WHAT TO WORK ON :: All of the entries are to be repeated exactly, with no pictures included.

STORED DATA ::
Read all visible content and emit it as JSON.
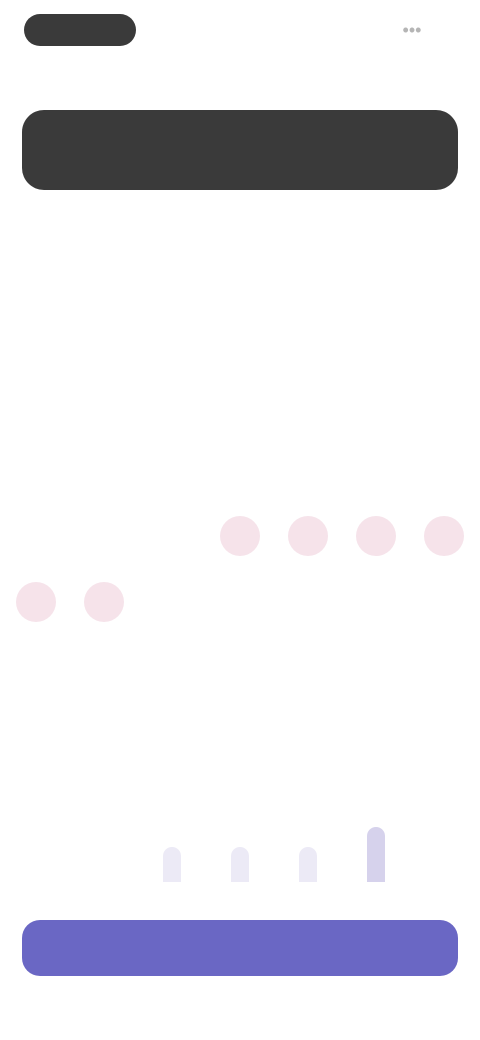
{
  "header": {
    "back_label": "",
    "menu_label": "•••"
  },
  "summary": {
    "label": ""
  },
  "weekdays": [
    "",
    "",
    "",
    "",
    "",
    "",
    ""
  ],
  "calendar": {
    "month_title": "",
    "cells": [
      {
        "day": "",
        "sel": false
      },
      {
        "day": "",
        "sel": false
      },
      {
        "day": "",
        "sel": false
      },
      {
        "day": "",
        "sel": false
      },
      {
        "day": "",
        "sel": false
      },
      {
        "day": "",
        "sel": false
      },
      {
        "day": "",
        "sel": false
      },
      {
        "day": "",
        "sel": false
      },
      {
        "day": "",
        "sel": false
      },
      {
        "day": "",
        "sel": false
      },
      {
        "day": "",
        "sel": false
      },
      {
        "day": "",
        "sel": false
      },
      {
        "day": "",
        "sel": false
      },
      {
        "day": "",
        "sel": false
      },
      {
        "day": "",
        "sel": false
      },
      {
        "day": "",
        "sel": false
      },
      {
        "day": "",
        "sel": false
      },
      {
        "day": "",
        "sel": true
      },
      {
        "day": "",
        "sel": true
      },
      {
        "day": "",
        "sel": true
      },
      {
        "day": "",
        "sel": true
      },
      {
        "day": "",
        "sel": true
      },
      {
        "day": "",
        "sel": true
      },
      {
        "day": "",
        "sel": false
      },
      {
        "day": "",
        "sel": false
      },
      {
        "day": "",
        "sel": false
      },
      {
        "day": "",
        "sel": false
      },
      {
        "day": "",
        "sel": false
      },
      {
        "day": "",
        "sel": false
      },
      {
        "day": "",
        "sel": false
      },
      {
        "day": "",
        "sel": false
      },
      {
        "day": "",
        "sel": false
      },
      {
        "day": "",
        "sel": false
      },
      {
        "day": "",
        "sel": false
      },
      {
        "day": "",
        "sel": false
      },
      {
        "day": "",
        "sel": false
      },
      {
        "day": "",
        "sel": false
      }
    ]
  },
  "timeline": {
    "section_title": "",
    "levels": [
      0,
      0,
      0.35,
      0.35,
      0.35,
      0.55,
      0
    ],
    "highlighted_index": 5,
    "value_labels": [
      "",
      "",
      "",
      "",
      "",
      "",
      ""
    ],
    "day_labels": [
      "",
      "",
      "",
      "",
      "",
      "",
      ""
    ]
  },
  "cta": {
    "label": ""
  },
  "colors": {
    "accent": "#6a67c4",
    "selected_day": "#f6e3ea",
    "dark_pill": "#3a3a3a"
  }
}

TASK RESPONSE ::
Read all visible content and emit it as JSON.
{
  "header": {
    "back_label": "",
    "menu_label": "•••"
  },
  "summary": {
    "label": ""
  },
  "weekdays": [
    "",
    "",
    "",
    "",
    "",
    "",
    ""
  ],
  "calendar": {
    "month_title": "",
    "cells": [
      {
        "day": "",
        "sel": false
      },
      {
        "day": "",
        "sel": false
      },
      {
        "day": "",
        "sel": false
      },
      {
        "day": "",
        "sel": false
      },
      {
        "day": "",
        "sel": false
      },
      {
        "day": "",
        "sel": false
      },
      {
        "day": "",
        "sel": false
      },
      {
        "day": "",
        "sel": false
      },
      {
        "day": "",
        "sel": false
      },
      {
        "day": "",
        "sel": false
      },
      {
        "day": "",
        "sel": false
      },
      {
        "day": "",
        "sel": false
      },
      {
        "day": "",
        "sel": false
      },
      {
        "day": "",
        "sel": false
      },
      {
        "day": "",
        "sel": false
      },
      {
        "day": "",
        "sel": false
      },
      {
        "day": "",
        "sel": false
      },
      {
        "day": "",
        "sel": true
      },
      {
        "day": "",
        "sel": true
      },
      {
        "day": "",
        "sel": true
      },
      {
        "day": "",
        "sel": true
      },
      {
        "day": "",
        "sel": true
      },
      {
        "day": "",
        "sel": true
      },
      {
        "day": "",
        "sel": false
      },
      {
        "day": "",
        "sel": false
      },
      {
        "day": "",
        "sel": false
      },
      {
        "day": "",
        "sel": false
      },
      {
        "day": "",
        "sel": false
      },
      {
        "day": "",
        "sel": false
      },
      {
        "day": "",
        "sel": false
      },
      {
        "day": "",
        "sel": false
      },
      {
        "day": "",
        "sel": false
      },
      {
        "day": "",
        "sel": false
      },
      {
        "day": "",
        "sel": false
      },
      {
        "day": "",
        "sel": false
      },
      {
        "day": "",
        "sel": false
      },
      {
        "day": "",
        "sel": false
      }
    ]
  },
  "timeline": {
    "section_title": "",
    "levels": [
      0,
      0,
      0.35,
      0.35,
      0.35,
      0.55,
      0
    ],
    "highlighted_index": 5,
    "value_labels": [
      "",
      "",
      "",
      "",
      "",
      "",
      ""
    ],
    "day_labels": [
      "",
      "",
      "",
      "",
      "",
      "",
      ""
    ]
  },
  "cta": {
    "label": ""
  },
  "colors": {
    "accent": "#6a67c4",
    "selected_day": "#f6e3ea",
    "dark_pill": "#3a3a3a"
  }
}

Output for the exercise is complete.